The Cabinet Secretariat is under the direct charge of the Prime Minister. The administrative head of the Cabinet Secretariat is the Cabinet Secretary who is also the ex officio Chairman of the Civil Services Board.
As a matter of convention the most senior civil servant is appointed as a Cabinet Secretary. He belongs to the Indian Administrative Service. The incumbent generally has a tenure of 2 to 3 years.
Before the adoption of the portfolio system in the Government of India, all governmental business was disposed of by the Governor-General-in Council (earlier name of Cabinet Secretariat), the Council functioning as a joint consultative board. As the amount and complexity of business of the Government increased, the work of the various departments was distributed amongst the members of the Council: only the more important cases were dealt with by the Governor-General or the Council collectively.
This procedure was legalised by the Councils Act of 1861, during the time of Lord Canning, leading to the introduction of the portfolio system and the inception of the Executive Council of the Governor-General. The Secretariat of the Executive Council was headed by the Cabinet Secretary.
The constitution of the Interim Government in September 1946 brought a change in the name, though little in functions, of this Office. The Executive Council's Secretariat was then designated as the Cabinet Secretariat. It seems, however, at least in retrospect, that Independence brought some change in the functions of the Cabinet Secretariat. It no longer remained concerned with only the passive work of circulating papers to Ministers and Ministries, but instead developed into an organisation for effecting coordination between the Ministries.
The Cabinet Secretary is the administrative head of Cabinet Secretariat and all the civil services under the constitution. Thus, he is the head of all the services including the Indian Police Service (IPS) and the Indian Revenue Service (IRS). He ranks eleventh in the Table of Precedence of India.
Cabinet Secretariat has three wings: civil, military and intelligence. Under the Cabinet Secretary, there are several secretaries heading various departments, e.g., Secretary (Co-ordination) (heads the Department of Cabinet Affairs), Secretary (Performance Management) (also holds the post of Chairman, National Authority, Chemical Weapons Convention), Secretary (Security) (under whom comes the Special Protection Group) and Secretary (R&AW) (heads Research and Analysis Wing; ex officio Director General of Security, under whom are the Aviation Research Centre and the Special Frontier Force). The Directorate of Public Grievances is also under the Cabinet Secretariat.
The Cabinet Secretariat is under the direct charge of the Prime Minister.

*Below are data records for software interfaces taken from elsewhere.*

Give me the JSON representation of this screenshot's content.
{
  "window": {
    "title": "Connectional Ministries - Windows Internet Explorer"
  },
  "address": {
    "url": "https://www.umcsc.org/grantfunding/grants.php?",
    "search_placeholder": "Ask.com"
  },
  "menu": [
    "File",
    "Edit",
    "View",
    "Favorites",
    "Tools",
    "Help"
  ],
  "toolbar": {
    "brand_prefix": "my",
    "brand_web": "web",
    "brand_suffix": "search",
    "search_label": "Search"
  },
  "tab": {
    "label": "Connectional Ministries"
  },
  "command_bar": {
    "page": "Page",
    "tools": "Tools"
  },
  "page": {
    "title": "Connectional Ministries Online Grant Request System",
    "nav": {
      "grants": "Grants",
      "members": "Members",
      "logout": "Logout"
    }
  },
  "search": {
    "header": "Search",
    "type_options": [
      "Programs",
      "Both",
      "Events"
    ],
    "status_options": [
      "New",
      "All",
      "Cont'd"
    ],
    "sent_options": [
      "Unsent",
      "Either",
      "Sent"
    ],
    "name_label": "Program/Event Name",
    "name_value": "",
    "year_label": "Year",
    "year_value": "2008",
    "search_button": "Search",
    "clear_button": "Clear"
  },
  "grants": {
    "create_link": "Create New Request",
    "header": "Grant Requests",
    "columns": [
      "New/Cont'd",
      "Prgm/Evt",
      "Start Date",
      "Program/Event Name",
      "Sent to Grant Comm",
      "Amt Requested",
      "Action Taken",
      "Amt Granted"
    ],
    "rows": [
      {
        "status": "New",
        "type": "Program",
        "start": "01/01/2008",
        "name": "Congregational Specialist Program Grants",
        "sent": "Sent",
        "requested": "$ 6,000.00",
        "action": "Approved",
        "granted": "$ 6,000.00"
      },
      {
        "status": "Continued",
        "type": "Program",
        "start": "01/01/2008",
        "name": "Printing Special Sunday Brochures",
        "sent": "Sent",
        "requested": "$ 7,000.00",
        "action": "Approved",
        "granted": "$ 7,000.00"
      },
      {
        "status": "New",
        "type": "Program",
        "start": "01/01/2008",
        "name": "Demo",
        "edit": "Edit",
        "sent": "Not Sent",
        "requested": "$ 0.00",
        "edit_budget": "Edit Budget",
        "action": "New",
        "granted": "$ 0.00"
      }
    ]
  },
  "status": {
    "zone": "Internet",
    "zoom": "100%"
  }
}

When any policy is made in the Cabinet Secretariat there must be signature of Prime Minister and Cabinet Secretary of India. The Prime Minister of India is the Head of the Union (Federal) Government, as distinct from the President of India, who is the Head of State. Since India has adopted the Westminster model of constitutional democracy, it is the Prime Minister who oversees the day-to-day functioning of the Union (Federal) Government of India.
The Prime Minister is assisted in this task by his Council of Ministers, comprising Cabinet Ministers, Ministers of State with Independent Charge, Ministers of State who work with Cabinet Ministers, and Deputy Ministers.
The Cabinet Secretariat is very powerful and its authority has been distributed among individual ministers with certain portfolios: they are called Cabinet Ministers.
In June 2013, a cell within the Cabinet Secretariat called the Project Monitoring Group was created to track stalled investment projects, both in the public and private sectors and to remove the implementation bottlenecks in these projects on a fast-track basis. An online portal open to the public was created where projects over Rs. 1000 crore would be tracked. This portal is available at http://cabsecpmg.gov.in.
- "Prime Minister sets up a Project Monitoring Group to Track Large Investment Projects". Press Information Bureau, Government of India. Retrieved 27 May 2014.